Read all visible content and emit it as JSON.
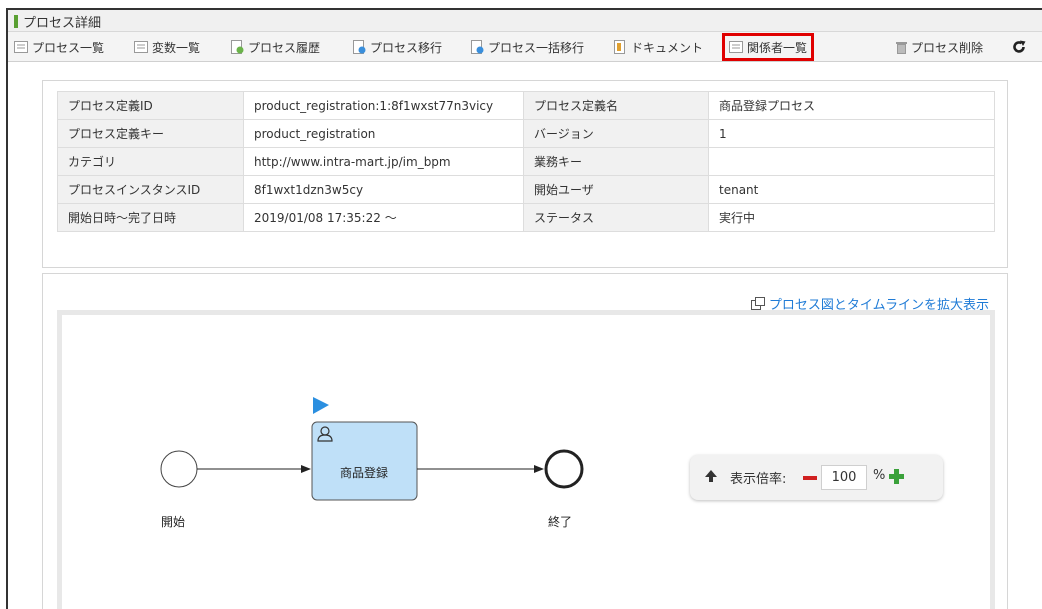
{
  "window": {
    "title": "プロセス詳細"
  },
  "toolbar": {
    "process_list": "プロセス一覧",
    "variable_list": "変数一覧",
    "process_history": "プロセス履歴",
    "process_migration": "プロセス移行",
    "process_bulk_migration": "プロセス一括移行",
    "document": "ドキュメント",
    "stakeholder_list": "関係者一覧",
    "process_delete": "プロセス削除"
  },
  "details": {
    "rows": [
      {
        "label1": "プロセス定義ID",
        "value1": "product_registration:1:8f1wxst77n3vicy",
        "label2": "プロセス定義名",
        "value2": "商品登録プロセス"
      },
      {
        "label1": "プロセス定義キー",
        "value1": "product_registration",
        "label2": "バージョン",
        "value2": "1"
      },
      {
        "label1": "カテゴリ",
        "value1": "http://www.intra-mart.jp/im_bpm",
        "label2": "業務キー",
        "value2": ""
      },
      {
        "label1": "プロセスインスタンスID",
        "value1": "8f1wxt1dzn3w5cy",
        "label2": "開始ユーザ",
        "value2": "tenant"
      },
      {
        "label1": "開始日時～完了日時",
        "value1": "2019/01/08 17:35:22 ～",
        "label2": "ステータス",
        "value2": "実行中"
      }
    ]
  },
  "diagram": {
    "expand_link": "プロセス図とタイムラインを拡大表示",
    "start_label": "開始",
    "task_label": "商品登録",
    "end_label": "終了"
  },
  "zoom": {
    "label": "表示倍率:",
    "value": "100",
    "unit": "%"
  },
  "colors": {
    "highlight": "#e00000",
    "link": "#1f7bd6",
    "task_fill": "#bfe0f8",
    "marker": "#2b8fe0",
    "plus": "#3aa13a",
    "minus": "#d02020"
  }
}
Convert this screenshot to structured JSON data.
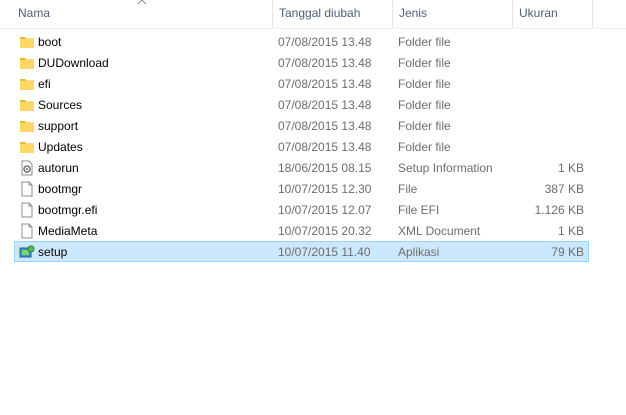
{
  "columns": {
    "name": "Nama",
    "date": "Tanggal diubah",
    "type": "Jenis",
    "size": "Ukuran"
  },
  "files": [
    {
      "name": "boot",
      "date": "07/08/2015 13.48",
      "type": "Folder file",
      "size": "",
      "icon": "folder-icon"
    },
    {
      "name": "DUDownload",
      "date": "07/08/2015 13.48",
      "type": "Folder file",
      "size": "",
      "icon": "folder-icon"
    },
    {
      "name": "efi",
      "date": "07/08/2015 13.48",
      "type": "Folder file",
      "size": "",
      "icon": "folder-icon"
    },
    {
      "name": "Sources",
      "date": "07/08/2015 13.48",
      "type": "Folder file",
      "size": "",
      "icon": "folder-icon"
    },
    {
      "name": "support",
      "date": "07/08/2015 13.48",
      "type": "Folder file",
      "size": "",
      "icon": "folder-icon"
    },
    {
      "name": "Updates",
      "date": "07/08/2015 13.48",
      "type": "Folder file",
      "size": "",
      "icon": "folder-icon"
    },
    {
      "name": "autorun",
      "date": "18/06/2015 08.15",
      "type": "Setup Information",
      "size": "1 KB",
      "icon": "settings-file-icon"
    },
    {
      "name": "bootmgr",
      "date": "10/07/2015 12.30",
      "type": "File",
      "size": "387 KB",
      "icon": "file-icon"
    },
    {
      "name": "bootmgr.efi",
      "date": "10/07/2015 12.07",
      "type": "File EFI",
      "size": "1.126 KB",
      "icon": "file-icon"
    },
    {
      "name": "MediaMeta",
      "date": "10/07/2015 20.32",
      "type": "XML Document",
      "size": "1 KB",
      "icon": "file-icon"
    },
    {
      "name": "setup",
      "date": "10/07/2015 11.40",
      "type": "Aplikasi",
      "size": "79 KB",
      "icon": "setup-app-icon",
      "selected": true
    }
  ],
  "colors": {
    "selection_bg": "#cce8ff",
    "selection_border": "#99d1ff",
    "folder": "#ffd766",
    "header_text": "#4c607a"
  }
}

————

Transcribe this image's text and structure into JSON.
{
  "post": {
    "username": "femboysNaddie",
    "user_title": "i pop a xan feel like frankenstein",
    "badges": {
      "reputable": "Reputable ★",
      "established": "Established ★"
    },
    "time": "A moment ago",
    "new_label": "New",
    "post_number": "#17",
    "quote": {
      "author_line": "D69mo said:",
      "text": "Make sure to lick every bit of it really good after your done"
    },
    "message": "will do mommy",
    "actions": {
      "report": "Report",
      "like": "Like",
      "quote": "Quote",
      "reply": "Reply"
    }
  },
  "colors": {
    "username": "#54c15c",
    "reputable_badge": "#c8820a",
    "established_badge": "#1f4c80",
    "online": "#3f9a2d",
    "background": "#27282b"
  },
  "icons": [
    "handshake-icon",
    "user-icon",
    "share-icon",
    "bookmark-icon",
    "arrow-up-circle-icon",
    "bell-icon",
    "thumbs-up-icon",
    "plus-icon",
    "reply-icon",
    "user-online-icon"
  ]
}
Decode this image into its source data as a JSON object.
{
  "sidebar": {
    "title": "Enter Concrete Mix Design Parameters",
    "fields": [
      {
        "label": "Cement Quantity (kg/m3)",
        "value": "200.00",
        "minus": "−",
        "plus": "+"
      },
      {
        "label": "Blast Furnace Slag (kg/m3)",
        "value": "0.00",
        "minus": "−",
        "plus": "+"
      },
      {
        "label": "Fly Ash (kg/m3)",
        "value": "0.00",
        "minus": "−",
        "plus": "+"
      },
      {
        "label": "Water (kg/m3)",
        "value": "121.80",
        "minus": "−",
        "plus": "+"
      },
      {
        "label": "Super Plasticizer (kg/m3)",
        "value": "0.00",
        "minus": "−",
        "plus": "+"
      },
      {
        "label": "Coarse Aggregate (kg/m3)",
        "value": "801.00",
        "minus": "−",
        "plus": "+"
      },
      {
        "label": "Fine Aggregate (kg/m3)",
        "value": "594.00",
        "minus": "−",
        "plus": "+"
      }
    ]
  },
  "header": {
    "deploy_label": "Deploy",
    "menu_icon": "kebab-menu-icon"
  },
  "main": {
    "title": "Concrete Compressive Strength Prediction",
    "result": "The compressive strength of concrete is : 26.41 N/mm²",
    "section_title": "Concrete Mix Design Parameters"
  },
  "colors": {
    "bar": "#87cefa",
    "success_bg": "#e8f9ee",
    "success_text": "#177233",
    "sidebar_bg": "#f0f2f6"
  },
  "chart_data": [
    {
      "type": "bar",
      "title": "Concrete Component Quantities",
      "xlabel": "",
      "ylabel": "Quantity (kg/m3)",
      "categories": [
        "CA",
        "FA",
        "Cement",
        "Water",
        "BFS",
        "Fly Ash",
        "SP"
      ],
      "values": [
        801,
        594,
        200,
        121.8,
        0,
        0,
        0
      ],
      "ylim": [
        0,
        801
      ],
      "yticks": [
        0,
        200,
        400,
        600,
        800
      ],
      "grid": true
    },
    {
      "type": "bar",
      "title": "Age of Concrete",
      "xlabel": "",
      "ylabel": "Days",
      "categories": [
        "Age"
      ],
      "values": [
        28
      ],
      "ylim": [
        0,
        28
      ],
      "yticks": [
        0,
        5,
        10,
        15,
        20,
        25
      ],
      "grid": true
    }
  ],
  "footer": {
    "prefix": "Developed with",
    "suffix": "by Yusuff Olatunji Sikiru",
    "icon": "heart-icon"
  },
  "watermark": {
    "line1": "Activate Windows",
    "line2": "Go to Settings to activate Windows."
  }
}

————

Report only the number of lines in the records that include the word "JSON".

4